When I DID get back in the water, I was reminded of two things: (1) the task at hand, oh so long ago, before the Glastonbury festival, before whipping myself into endurance-racing mode - i.e., re-learning proper technique - and (2) teaching my body how to survive, or thrive, in cold water. Now that I think about it, one of these things may benefit the other.
Here's my thought: if I learn how to swim better, I should be faster, right? And if I'm faster, I will be out of the cold water quicker - right? Yeah yeah, I know I still need to learn how to SWIM in cold water because I certainly haven't forgotten how quickly hypothermia sets in... I'm sure there's an equation for conduction or convection I probably (should have) learned in heat transfer class when I got my engineering degree.
|I survived for more than 5 minutes.|
So, that's the plan. But in the meantime, while the water is still warm, I need to determine how to perfect my swim stroke so that I spend less time in that cold water.
The last thing I did with respect to THIS goal was to get video of my swim stroke underwater. Here it is:
And, whoa, talk about revelations! There's a LOT to improve on. I may have the high-elbow thing going for me, but my underwater pull is ridiculously wide. There's not nearly enough water being grabbed and pulled back. Ineed to get my forearm under my body so I'm moving through a smaller area. I have also recently realized that I swim faster when using a pull-buoy, which I think might have something to do with my right arm not going as wide and breathing on the left.

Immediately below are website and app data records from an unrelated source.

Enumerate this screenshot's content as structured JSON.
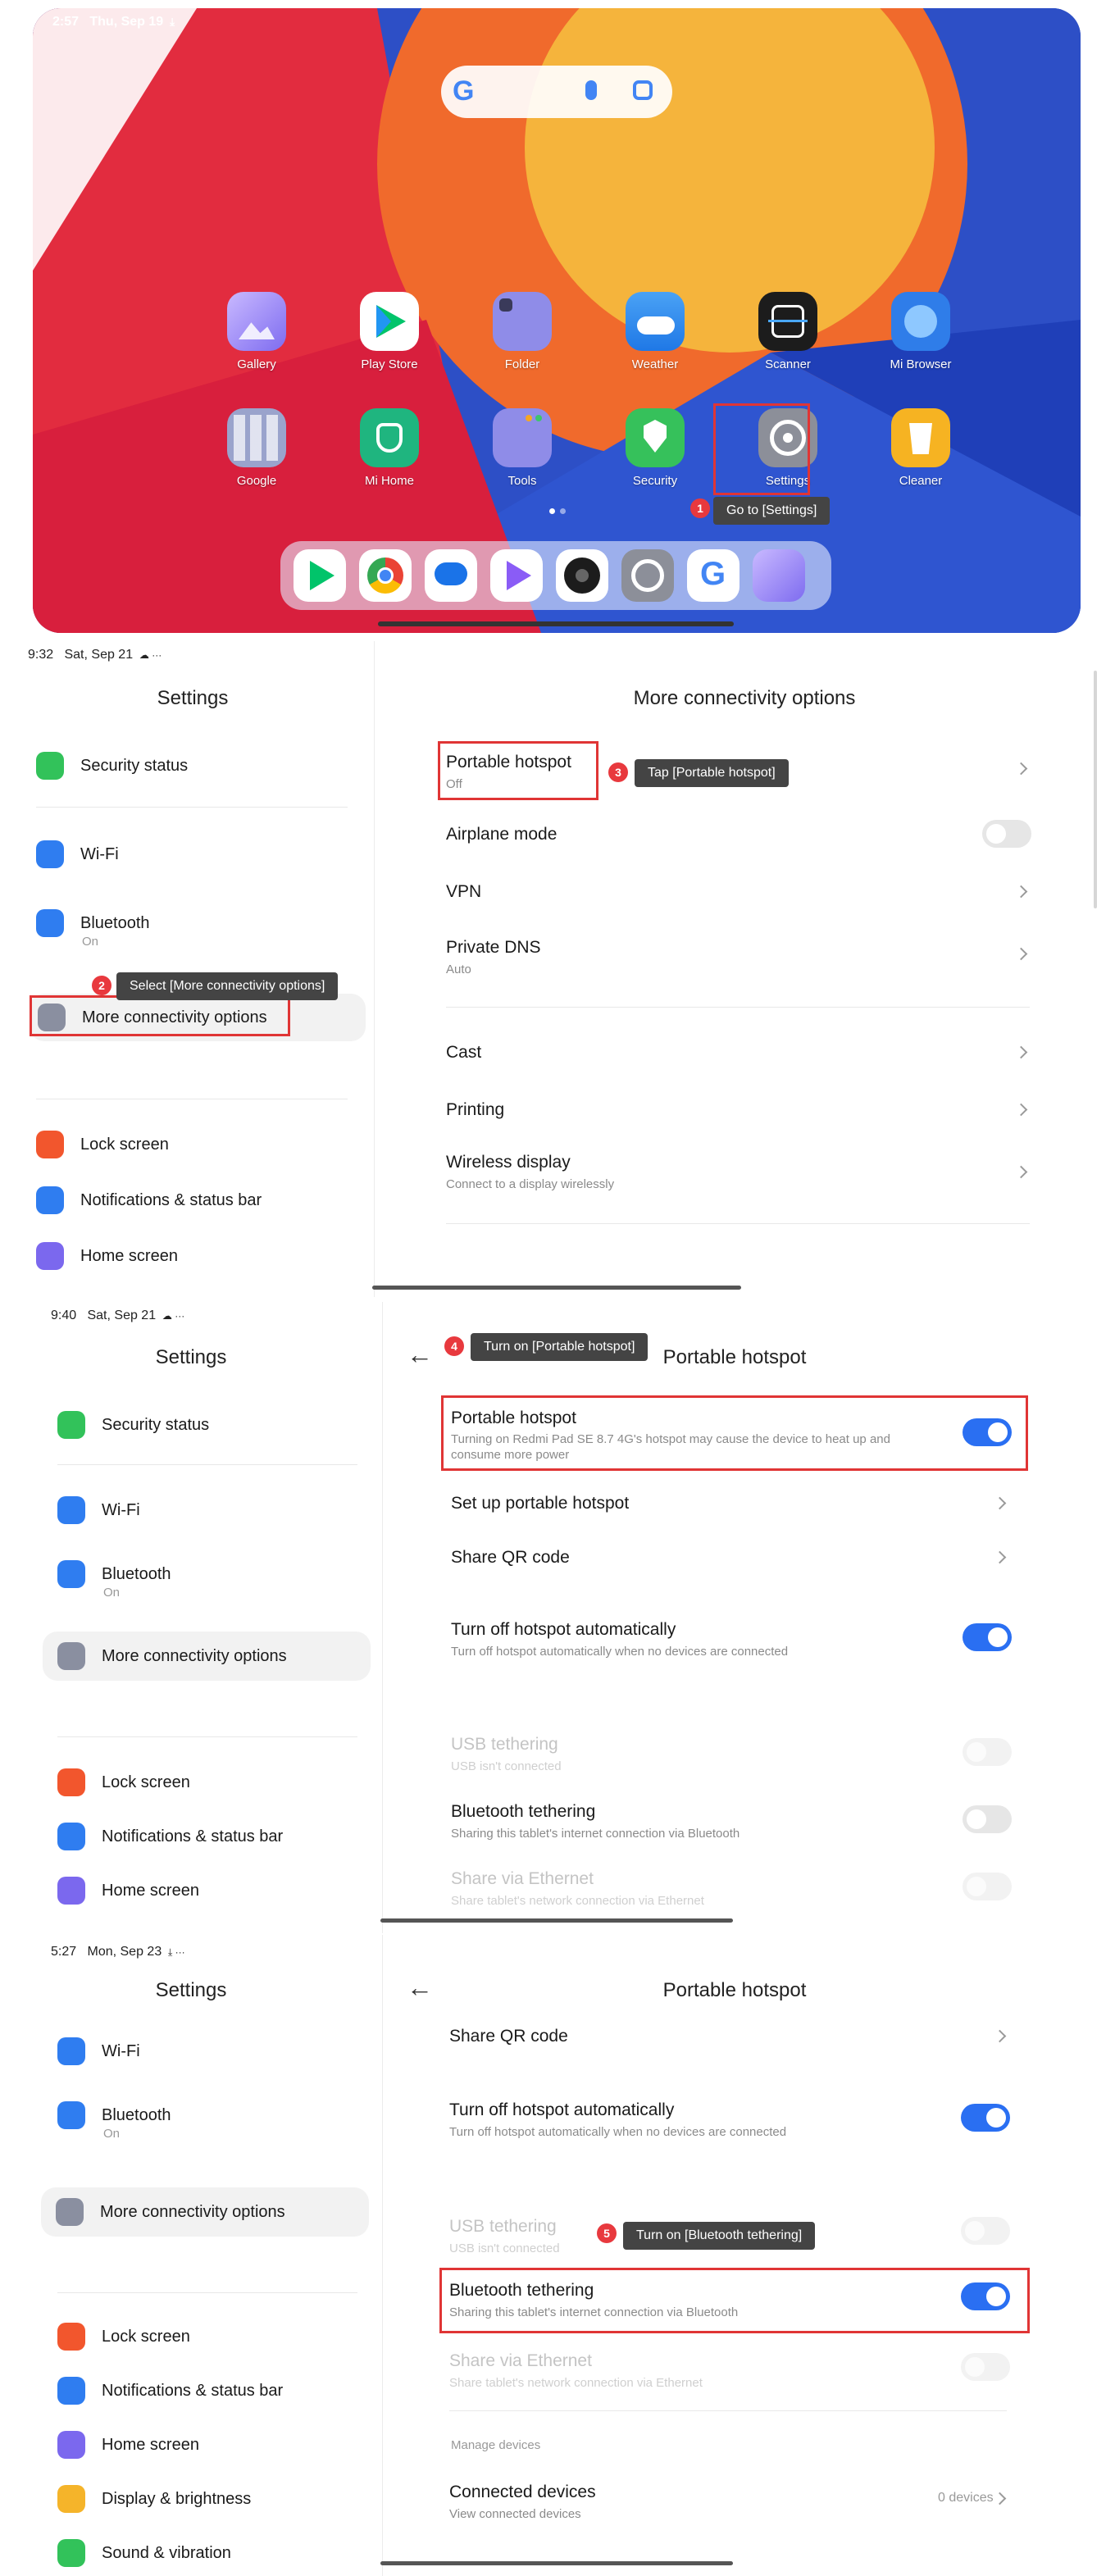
{
  "home": {
    "status_time": "2:57",
    "status_date": "Thu, Sep 19",
    "apps_row1": [
      {
        "label": "Gallery",
        "icon": "gallery-icon"
      },
      {
        "label": "Play Store",
        "icon": "play-store-icon"
      },
      {
        "label": "Folder",
        "icon": "folder-icon"
      },
      {
        "label": "Weather",
        "icon": "weather-icon"
      },
      {
        "label": "Scanner",
        "icon": "scanner-icon"
      },
      {
        "label": "Mi Browser",
        "icon": "browser-icon"
      }
    ],
    "apps_row2": [
      {
        "label": "Google",
        "icon": "google-folder-icon"
      },
      {
        "label": "Mi Home",
        "icon": "mi-home-icon"
      },
      {
        "label": "Tools",
        "icon": "tools-folder-icon"
      },
      {
        "label": "Security",
        "icon": "security-icon"
      },
      {
        "label": "Settings",
        "icon": "settings-icon"
      },
      {
        "label": "Cleaner",
        "icon": "cleaner-icon"
      }
    ],
    "dock_icons": [
      "play-store-icon",
      "chrome-icon",
      "messages-icon",
      "play-games-icon",
      "camera-icon",
      "settings-icon",
      "google-icon",
      "gallery-icon"
    ],
    "step_badge": "1",
    "step_tip": "Go to [Settings]"
  },
  "s2": {
    "status_time": "9:32",
    "status_date": "Sat, Sep 21",
    "left_title": "Settings",
    "right_title": "More connectivity options",
    "left_items": [
      {
        "label": "Security status",
        "sub": ""
      },
      {
        "label": "Wi-Fi",
        "sub": ""
      },
      {
        "label": "Bluetooth",
        "sub": "On"
      },
      {
        "label": "More connectivity options",
        "sub": ""
      },
      {
        "label": "Lock screen",
        "sub": ""
      },
      {
        "label": "Notifications & status bar",
        "sub": ""
      },
      {
        "label": "Home screen",
        "sub": ""
      }
    ],
    "right_items": [
      {
        "label": "Portable hotspot",
        "sub": "Off"
      },
      {
        "label": "Airplane mode",
        "sub": ""
      },
      {
        "label": "VPN",
        "sub": ""
      },
      {
        "label": "Private DNS",
        "sub": "Auto"
      },
      {
        "label": "Cast",
        "sub": ""
      },
      {
        "label": "Printing",
        "sub": ""
      },
      {
        "label": "Wireless display",
        "sub": "Connect to a display wirelessly"
      }
    ],
    "step2_badge": "2",
    "step2_tip": "Select [More connectivity options]",
    "step3_badge": "3",
    "step3_tip": "Tap [Portable hotspot]"
  },
  "s3": {
    "status_time": "9:40",
    "status_date": "Sat, Sep 21",
    "left_title": "Settings",
    "right_title": "Portable hotspot",
    "left_items": [
      {
        "label": "Security status",
        "sub": ""
      },
      {
        "label": "Wi-Fi",
        "sub": ""
      },
      {
        "label": "Bluetooth",
        "sub": "On"
      },
      {
        "label": "More connectivity options",
        "sub": ""
      },
      {
        "label": "Lock screen",
        "sub": ""
      },
      {
        "label": "Notifications & status bar",
        "sub": ""
      },
      {
        "label": "Home screen",
        "sub": ""
      }
    ],
    "right_items": [
      {
        "label": "Portable hotspot",
        "sub": "Turning on Redmi Pad SE 8.7 4G's hotspot may cause the device to heat up and consume more power"
      },
      {
        "label": "Set up portable hotspot",
        "sub": ""
      },
      {
        "label": "Share QR code",
        "sub": ""
      },
      {
        "label": "Turn off hotspot automatically",
        "sub": "Turn off hotspot automatically when no devices are connected"
      },
      {
        "label": "USB tethering",
        "sub": "USB isn't connected"
      },
      {
        "label": "Bluetooth tethering",
        "sub": "Sharing this tablet's internet connection via Bluetooth"
      },
      {
        "label": "Share via Ethernet",
        "sub": "Share tablet's network connection via Ethernet"
      }
    ],
    "step4_badge": "4",
    "step4_tip": "Turn on [Portable hotspot]"
  },
  "s4": {
    "status_time": "5:27",
    "status_date": "Mon, Sep 23",
    "left_title": "Settings",
    "right_title": "Portable hotspot",
    "left_items": [
      {
        "label": "Wi-Fi",
        "sub": ""
      },
      {
        "label": "Bluetooth",
        "sub": "On"
      },
      {
        "label": "More connectivity options",
        "sub": ""
      },
      {
        "label": "Lock screen",
        "sub": ""
      },
      {
        "label": "Notifications & status bar",
        "sub": ""
      },
      {
        "label": "Home screen",
        "sub": ""
      },
      {
        "label": "Display & brightness",
        "sub": ""
      },
      {
        "label": "Sound & vibration",
        "sub": ""
      }
    ],
    "right_items": [
      {
        "label": "Share QR code",
        "sub": ""
      },
      {
        "label": "Turn off hotspot automatically",
        "sub": "Turn off hotspot automatically when no devices are connected"
      },
      {
        "label": "USB tethering",
        "sub": "USB isn't connected"
      },
      {
        "label": "Bluetooth tethering",
        "sub": "Sharing this tablet's internet connection via Bluetooth"
      },
      {
        "label": "Share via Ethernet",
        "sub": "Share tablet's network connection via Ethernet"
      },
      {
        "label": "Connected devices",
        "sub": "View connected devices"
      }
    ],
    "manage_label": "Manage devices",
    "connected_value": "0 devices",
    "step5_badge": "5",
    "step5_tip": "Turn on [Bluetooth tethering]"
  },
  "colors": {
    "accent": "#2a6ff2",
    "highlight": "#e03535",
    "tooltip_bg": "#444444"
  }
}
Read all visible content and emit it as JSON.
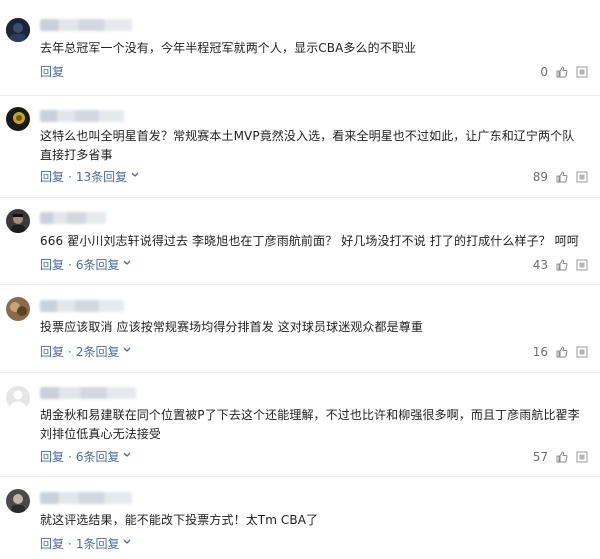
{
  "comments": [
    {
      "text": "去年总冠军一个没有，今年半程冠军就两个人，显示CBA多么的不职业",
      "reply_label": "回复",
      "reply_count": "",
      "likes": "0",
      "avatar": "dark-blue"
    },
    {
      "text": "这特么也叫全明星首发？常规赛本土MVP竟然没入选，看来全明星也不过如此，让广东和辽宁两个队直接打多省事",
      "reply_label": "回复",
      "reply_count": "13条回复",
      "likes": "89",
      "avatar": "dark-yellow"
    },
    {
      "text": "666 翟小川刘志轩说得过去 李晓旭也在丁彦雨航前面？ 好几场没打不说 打了的打成什么样子？ 呵呵",
      "reply_label": "回复",
      "reply_count": "6条回复",
      "likes": "43",
      "avatar": "dark-photo"
    },
    {
      "text": "投票应该取消 应该按常规赛场均得分排首发 这对球员球迷观众都是尊重",
      "reply_label": "回复",
      "reply_count": "2条回复",
      "likes": "16",
      "avatar": "brown"
    },
    {
      "text": "胡金秋和易建联在同个位置被P了下去这个还能理解，不过也比许和柳强很多啊，而且丁彦雨航比翟李刘排位低真心无法接受",
      "reply_label": "回复",
      "reply_count": "6条回复",
      "likes": "57",
      "avatar": "default"
    },
    {
      "text": "就这评选结果，能不能改下投票方式！太Tm CBA了",
      "reply_label": "回复",
      "reply_count": "1条回复",
      "likes": "",
      "avatar": "dark-photo"
    }
  ],
  "sep": "·",
  "icons": {
    "like": "thumbs-up-icon",
    "more": "more-icon",
    "expand": "chevron-down-icon"
  },
  "colors": {
    "link": "#4a6da1",
    "text": "#1f1f1f",
    "meta_gray": "#6f6f6f"
  }
}
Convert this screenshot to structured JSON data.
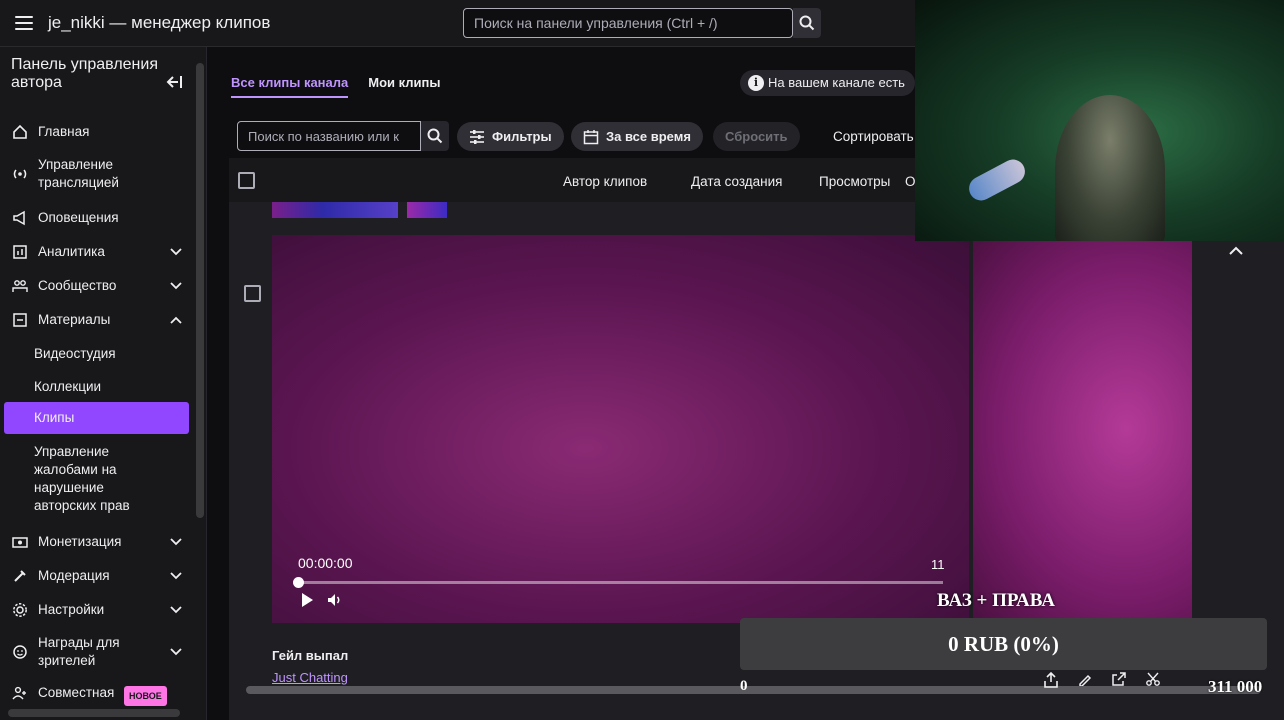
{
  "header": {
    "title": "je_nikki — менеджер клипов",
    "search_placeholder": "Поиск на панели управления (Ctrl + /)"
  },
  "sidebar": {
    "title": "Панель управления автора",
    "items": [
      {
        "label": "Главная",
        "icon": "home-icon"
      },
      {
        "label": "Управление трансляцией",
        "icon": "broadcast-icon"
      },
      {
        "label": "Оповещения",
        "icon": "megaphone-icon"
      },
      {
        "label": "Аналитика",
        "icon": "analytics-icon"
      },
      {
        "label": "Сообщество",
        "icon": "community-icon"
      },
      {
        "label": "Материалы",
        "icon": "content-icon"
      },
      {
        "label": "Монетизация",
        "icon": "monetization-icon"
      },
      {
        "label": "Модерация",
        "icon": "moderation-icon"
      },
      {
        "label": "Настройки",
        "icon": "gear-icon"
      },
      {
        "label": "Награды для зрителей",
        "icon": "rewards-icon"
      },
      {
        "label": "Совместная",
        "icon": "collab-icon",
        "badge": "НОВОЕ"
      }
    ],
    "sub_items": [
      {
        "label": "Видеостудия"
      },
      {
        "label": "Коллекции"
      },
      {
        "label": "Клипы"
      },
      {
        "label": "Управление жалобами на нарушение авторских прав"
      }
    ]
  },
  "tabs": [
    {
      "label": "Все клипы канала"
    },
    {
      "label": "Мои клипы"
    }
  ],
  "info_text": "На вашем канале есть",
  "toolbar": {
    "search_placeholder": "Поиск по названию или к",
    "filters": "Фильтры",
    "period": "За все время",
    "reset": "Сбросить",
    "sort": "Сортировать"
  },
  "table": {
    "columns": [
      "Автор клипов",
      "Дата создания",
      "Просмотры",
      "О"
    ]
  },
  "clip": {
    "time_current": "00:00:00",
    "time_right": "11",
    "title": "Гейл выпал",
    "game": "Just Chatting"
  },
  "donation": {
    "label": "ВАЗ + ПРАВА",
    "amount": "0 RUB (0%)",
    "min": "0",
    "max": "311 000",
    "progress": 0
  }
}
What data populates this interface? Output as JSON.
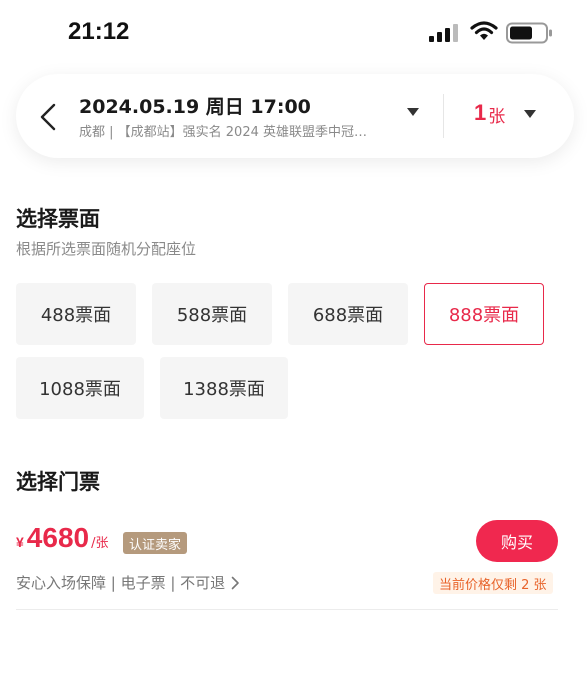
{
  "status_bar": {
    "time": "21:12"
  },
  "header": {
    "event_datetime": "2024.05.19 周日 17:00",
    "event_subtitle": "成都 | 【成都站】强实名 2024 英雄联盟季中冠…",
    "quantity": "1",
    "quantity_unit": "张"
  },
  "tier_section": {
    "title": "选择票面",
    "subtitle": "根据所选票面随机分配座位",
    "tiers": [
      {
        "label": "488票面",
        "selected": false
      },
      {
        "label": "588票面",
        "selected": false
      },
      {
        "label": "688票面",
        "selected": false
      },
      {
        "label": "888票面",
        "selected": true
      },
      {
        "label": "1088票面",
        "selected": false
      },
      {
        "label": "1388票面",
        "selected": false
      }
    ]
  },
  "ticket_section": {
    "title": "选择门票",
    "currency": "¥",
    "price": "4680",
    "price_unit": "/张",
    "seller_badge": "认证卖家",
    "buy_label": "购买",
    "features": "安心入场保障 | 电子票 | 不可退",
    "stock_note": "当前价格仅剩 2 张"
  },
  "colors": {
    "accent": "#e8294a",
    "buy_button": "#f0284f",
    "seller_badge": "#b59a7d",
    "stock_text": "#e8632a",
    "stock_bg": "#fff3e8"
  },
  "icons": {
    "back": "back-arrow-icon",
    "dropdown": "caret-down-icon",
    "chevron": "chevron-right-icon",
    "signal": "signal-icon",
    "wifi": "wifi-icon",
    "battery": "battery-icon"
  }
}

But I needed more than hunch. I needed data. I'm a scientist after all.
So... here's my (pseudo-)scientific analysis...
I first noted that if I don't think about it, I breathe naturally on my right without a pull-buoy but naturally on my left WITH one. I've been baffled by this for years (since I started swimming again after more than 15 years away from the sport). When I was a competitive pool-swimmer, I could bilateral breathe with no change in my stroke. But now, it's a struggle to breathe on my left. WITHOUT a pull-buoy. I am convinced this means something - like one whole side of my body is weak.
I started experimenting in the pool in the past several weeks. At the end of my workouts, I swim 50s with and without a pull-buoy and concentrate on what my arms and legs are doing. Here's what I've found (and it's extremely annoying): without a pull-buoy breathing naturally on my right working very hard to keep my body and kick streamlined, my 50-yard time is within one second of my time with a pull-buoy breathing naturally on my left. The difference (i.e., the annoying thing) is the very little amount of effort I have to put in while swimming with a pull-buoy.
What could possibly be going on here? Are my legs or my kick causing massive drag? It's hard to believe that I'm not getting at least a tiny bit of propulsion from my kick. Is my pull different when breathing on different sides? Am I in a different position in the water?
After studying it the best I can (it's not easy to study with detachment from an internal state), it does, indeed, feel like I'm getting more from my pull when I breathe on my left. I come up with two pieces of evidence: being right-handed/right-dominant, my right arm is stronger, and when breathing on my left, I rotate in a way that keeps my right arm under my body instead of way-wide like in the video. Further study Also revealed to me that I turn my head to breathe at a different point in the stroke cycle on each side. Breathing right, although it "feels" natural, it's more awkward to the stroke and there's an obvious momentary lapse in my kick.
And therefore, this week, while I recover mentally from the failed race finish, I've begun doing drills to fix my bilateral breathing and sync my kick. It's not natural just yet, and it probably won't be for a while, but hopefully I'll have something to show in a month or two.